Sow dwarf French beans under glass in a large pot for an early crop in June.

Plant lily bulbs in pots to transplant into the border.

Take cuttings from Dahlias planted last month to raise new plants.

Divide and/or plant bulbs-in-the-green, such as snowdrops (Galanthus) and winter aconites (Eranthis hyemalis), if not done last month.

Check whether containers need watering. Sheltered pots can miss out on any rainfall. Pots and tubs benefit from topping up with fresh compost.

Check autumn-sown sweet peas and apply mouse and slug controls if necessary.

Feed trees, shrubs and hedges with a balanced fertiliser (such as Growmore or blood, fish and bone), sprinkling it over the root area before hoeing into the soil surface.

Delay pruning spring-flowering shrubs until after they have flowered. Don’t prune slightly tender evergreen shrubs (such as Choisya, until April), but do tackle hardy types. Remove reverted green shoots on variegated evergreens.

Overgrown climbers can be renovated. Deciduous varieties will be at bud burst now, so you can tell which growth is dead and alive – suitable for Lonicera (honeysuckle), Hedera (ivy) and rambling roses.

Cacti should be kept dormant until spring is definitely underway, then increase watering and feed to bring it into active growth.

On mild days, open vents and doors of greenhouses to reduce humidity and help prevent disease.

Apply a nitrogen feed to plums, cherries, cooking apples, pears and blackcurrants.

Prune blueberries and apply sulphur chips to beds of blueberries, lingonberries and cranberries if needed.

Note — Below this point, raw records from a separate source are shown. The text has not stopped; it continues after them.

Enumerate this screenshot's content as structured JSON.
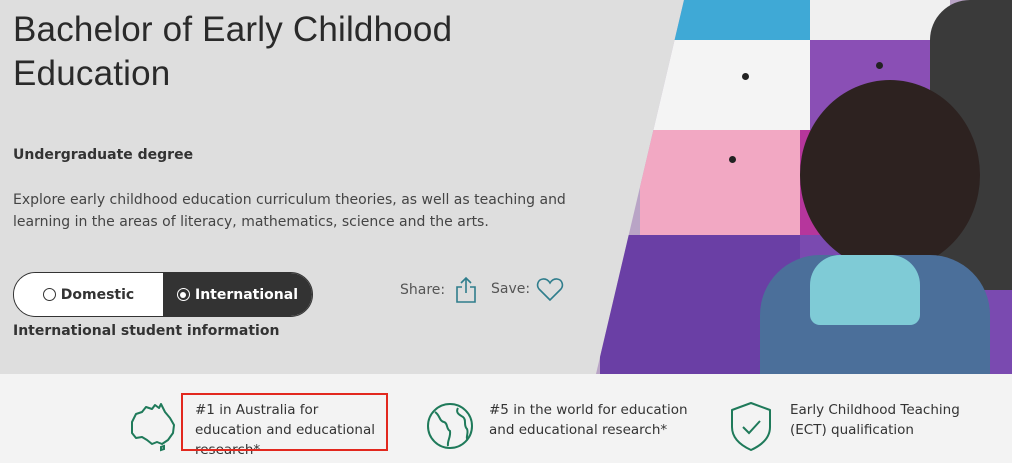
{
  "hero": {
    "title": "Bachelor of Early Childhood Education",
    "subtitle": "Undergraduate degree",
    "description": "Explore early childhood education curriculum theories, as well as teaching and learning in the areas of literacy, mathematics, science and the arts.",
    "toggle": {
      "domestic_label": "Domestic",
      "international_label": "International",
      "selected": "International"
    },
    "share_label": "Share:",
    "save_label": "Save:",
    "intl_info_label": "International student information"
  },
  "features": [
    {
      "icon": "australia-map-icon",
      "text": "#1 in Australia for education and educational research*"
    },
    {
      "icon": "globe-icon",
      "text": "#5 in the world for education and educational research*"
    },
    {
      "icon": "shield-check-icon",
      "text": "Early Childhood Teaching (ECT) qualification"
    }
  ],
  "colors": {
    "brand_green": "#1f7a5a",
    "toggle_active": "#333333",
    "highlight": "#e2281e"
  }
}
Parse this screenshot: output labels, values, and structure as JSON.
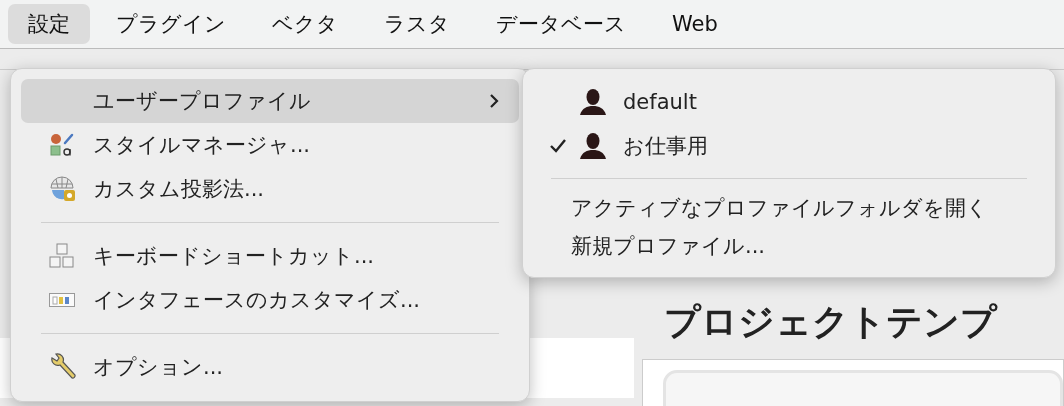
{
  "menubar": [
    {
      "label": "設定",
      "selected": true
    },
    {
      "label": "プラグイン",
      "selected": false
    },
    {
      "label": "ベクタ",
      "selected": false
    },
    {
      "label": "ラスタ",
      "selected": false
    },
    {
      "label": "データベース",
      "selected": false
    },
    {
      "label": "Web",
      "selected": false
    }
  ],
  "settings_menu": [
    {
      "kind": "item",
      "label": "ユーザープロファイル",
      "selected": true,
      "submenu": true
    },
    {
      "kind": "item",
      "label": "スタイルマネージャ...",
      "selected": false,
      "submenu": false
    },
    {
      "kind": "item",
      "label": "カスタム投影法...",
      "selected": false,
      "submenu": false
    },
    {
      "kind": "separator"
    },
    {
      "kind": "item",
      "label": "キーボードショートカット...",
      "selected": false,
      "submenu": false
    },
    {
      "kind": "item",
      "label": "インタフェースのカスタマイズ...",
      "selected": false,
      "submenu": false
    },
    {
      "kind": "separator"
    },
    {
      "kind": "item",
      "label": "オプション...",
      "selected": false,
      "submenu": false
    }
  ],
  "profiles_submenu": [
    {
      "kind": "profile",
      "label": "default",
      "checked": false
    },
    {
      "kind": "profile",
      "label": "お仕事用",
      "checked": true
    },
    {
      "kind": "separator"
    },
    {
      "kind": "action",
      "label": "アクティブなプロファイルフォルダを開く"
    },
    {
      "kind": "action",
      "label": "新規プロファイル..."
    }
  ],
  "background_heading": "プロジェクトテンプ"
}
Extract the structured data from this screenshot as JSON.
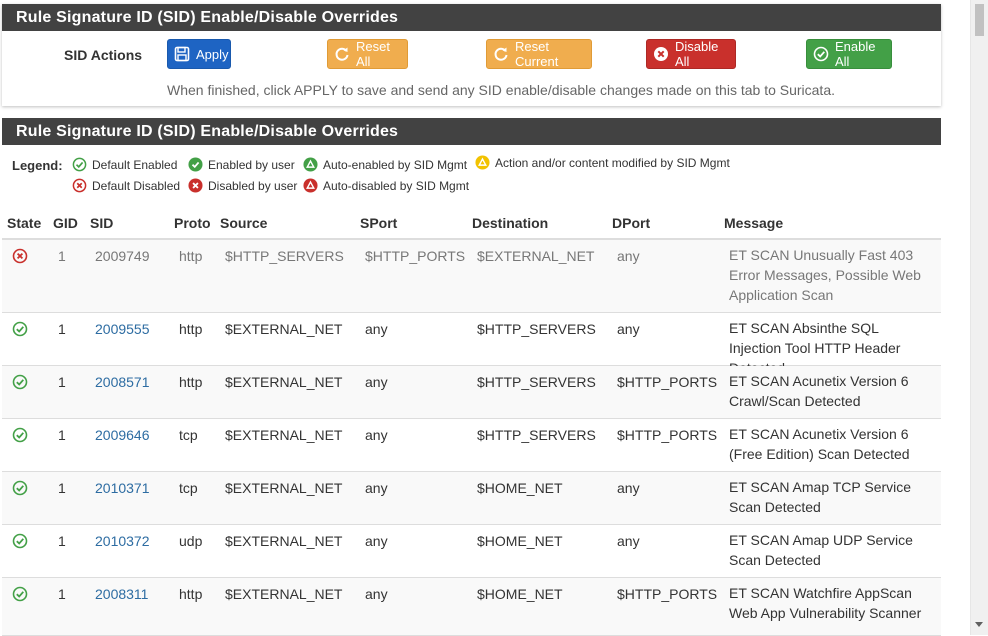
{
  "colors": {
    "heading_bg": "#424242",
    "apply": "#1e64c3",
    "warning": "#f0ad4e",
    "danger": "#c9302c",
    "success": "#43a047",
    "link": "#2d6ca2"
  },
  "actions_panel": {
    "title": "Rule Signature ID (SID) Enable/Disable Overrides",
    "sid_actions_label": "SID Actions",
    "buttons": {
      "apply": "Apply",
      "reset_all": "Reset All",
      "reset_current": "Reset Current",
      "disable_all": "Disable All",
      "enable_all": "Enable All"
    },
    "help_text": "When finished, click APPLY to save and send any SID enable/disable changes made on this tab to Suricata."
  },
  "rules_panel": {
    "title": "Rule Signature ID (SID) Enable/Disable Overrides",
    "legend": {
      "label": "Legend:",
      "items": [
        {
          "text": "Default Enabled",
          "icon": "default-enabled-icon"
        },
        {
          "text": "Enabled by user",
          "icon": "enabled-by-user-icon"
        },
        {
          "text": "Auto-enabled by SID Mgmt",
          "icon": "auto-enabled-icon"
        },
        {
          "text": "Action and/or content modified by SID Mgmt",
          "icon": "modified-icon"
        },
        {
          "text": "Default Disabled",
          "icon": "default-disabled-icon"
        },
        {
          "text": "Disabled by user",
          "icon": "disabled-by-user-icon"
        },
        {
          "text": "Auto-disabled by SID Mgmt",
          "icon": "auto-disabled-icon"
        }
      ]
    },
    "columns": [
      "State",
      "GID",
      "SID",
      "Proto",
      "Source",
      "SPort",
      "Destination",
      "DPort",
      "Message"
    ],
    "rows": [
      {
        "state": "disabled",
        "gid": "1",
        "sid": "2009749",
        "proto": "http",
        "source": "$HTTP_SERVERS",
        "sport": "$HTTP_PORTS",
        "destination": "$EXTERNAL_NET",
        "dport": "any",
        "message": "ET SCAN Unusually Fast 403 Error Messages, Possible Web Application Scan"
      },
      {
        "state": "enabled",
        "gid": "1",
        "sid": "2009555",
        "proto": "http",
        "source": "$EXTERNAL_NET",
        "sport": "any",
        "destination": "$HTTP_SERVERS",
        "dport": "any",
        "message": "ET SCAN Absinthe SQL Injection Tool HTTP Header Detected"
      },
      {
        "state": "enabled",
        "gid": "1",
        "sid": "2008571",
        "proto": "http",
        "source": "$EXTERNAL_NET",
        "sport": "any",
        "destination": "$HTTP_SERVERS",
        "dport": "$HTTP_PORTS",
        "message": "ET SCAN Acunetix Version 6 Crawl/Scan Detected"
      },
      {
        "state": "enabled",
        "gid": "1",
        "sid": "2009646",
        "proto": "tcp",
        "source": "$EXTERNAL_NET",
        "sport": "any",
        "destination": "$HTTP_SERVERS",
        "dport": "$HTTP_PORTS",
        "message": "ET SCAN Acunetix Version 6 (Free Edition) Scan Detected"
      },
      {
        "state": "enabled",
        "gid": "1",
        "sid": "2010371",
        "proto": "tcp",
        "source": "$EXTERNAL_NET",
        "sport": "any",
        "destination": "$HOME_NET",
        "dport": "any",
        "message": "ET SCAN Amap TCP Service Scan Detected"
      },
      {
        "state": "enabled",
        "gid": "1",
        "sid": "2010372",
        "proto": "udp",
        "source": "$EXTERNAL_NET",
        "sport": "any",
        "destination": "$HOME_NET",
        "dport": "any",
        "message": "ET SCAN Amap UDP Service Scan Detected"
      },
      {
        "state": "enabled",
        "gid": "1",
        "sid": "2008311",
        "proto": "http",
        "source": "$EXTERNAL_NET",
        "sport": "any",
        "destination": "$HOME_NET",
        "dport": "$HTTP_PORTS",
        "message": "ET SCAN Watchfire AppScan Web App Vulnerability Scanner"
      }
    ]
  }
}
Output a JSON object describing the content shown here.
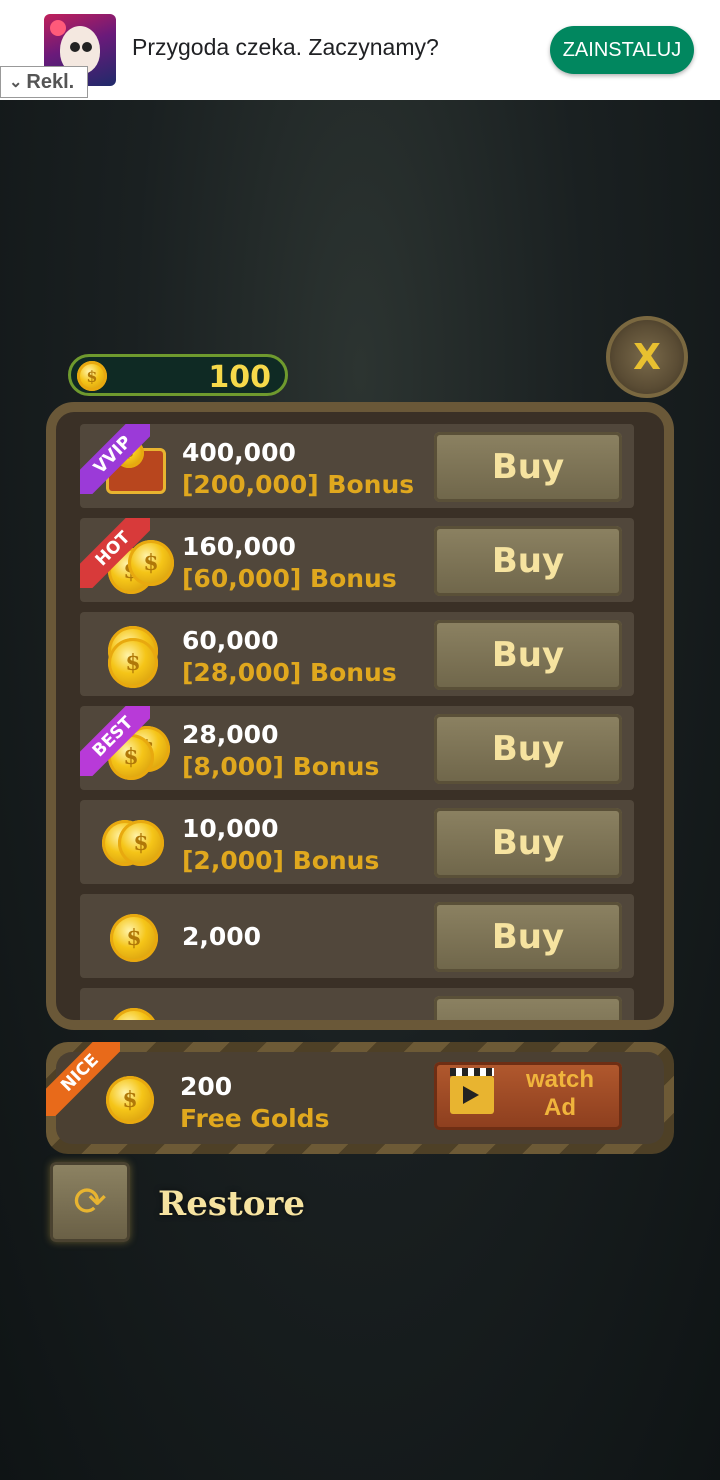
{
  "ad": {
    "text": "Przygoda czeka. Zaczynamy?",
    "install_label": "ZAINSTALUJ",
    "tag_label": "Rekl.",
    "tag_chevron": "⌄"
  },
  "balance": {
    "value": "100",
    "coin_symbol": "$"
  },
  "close": {
    "label": "X"
  },
  "offers": [
    {
      "badge": "VVIP",
      "badge_color": "#9b3ad8",
      "amount": "400,000",
      "bonus": "[200,000] Bonus",
      "buy_label": "Buy",
      "icon": "treasure-chest-icon"
    },
    {
      "badge": "HOT",
      "badge_color": "#d83a3a",
      "amount": "160,000",
      "bonus": "[60,000] Bonus",
      "buy_label": "Buy",
      "icon": "coin-pile-icon"
    },
    {
      "badge": "",
      "badge_color": "",
      "amount": "60,000",
      "bonus": "[28,000] Bonus",
      "buy_label": "Buy",
      "icon": "coin-stack-icon"
    },
    {
      "badge": "BEST",
      "badge_color": "#b83ad8",
      "amount": "28,000",
      "bonus": "[8,000] Bonus",
      "buy_label": "Buy",
      "icon": "coin-pair-icon"
    },
    {
      "badge": "",
      "badge_color": "",
      "amount": "10,000",
      "bonus": "[2,000] Bonus",
      "buy_label": "Buy",
      "icon": "two-coins-icon"
    },
    {
      "badge": "",
      "badge_color": "",
      "amount": "2,000",
      "bonus": "",
      "buy_label": "Buy",
      "icon": "coin-icon"
    }
  ],
  "free_offer": {
    "badge": "NICE",
    "amount": "200",
    "label": "Free Golds",
    "watch_line1": "watch",
    "watch_line2": "Ad"
  },
  "restore": {
    "label": "Restore",
    "icon_glyph": "⟳"
  }
}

Sow under cloches: carrots, beetroot, broad beans, salad onions, cauliflower, cabbage, Brussels sprouts, spinach, leeks, lettuce, rocket, coriander, mixed salad or stir fry leaves, radish, turnip, peas and Swiss chard.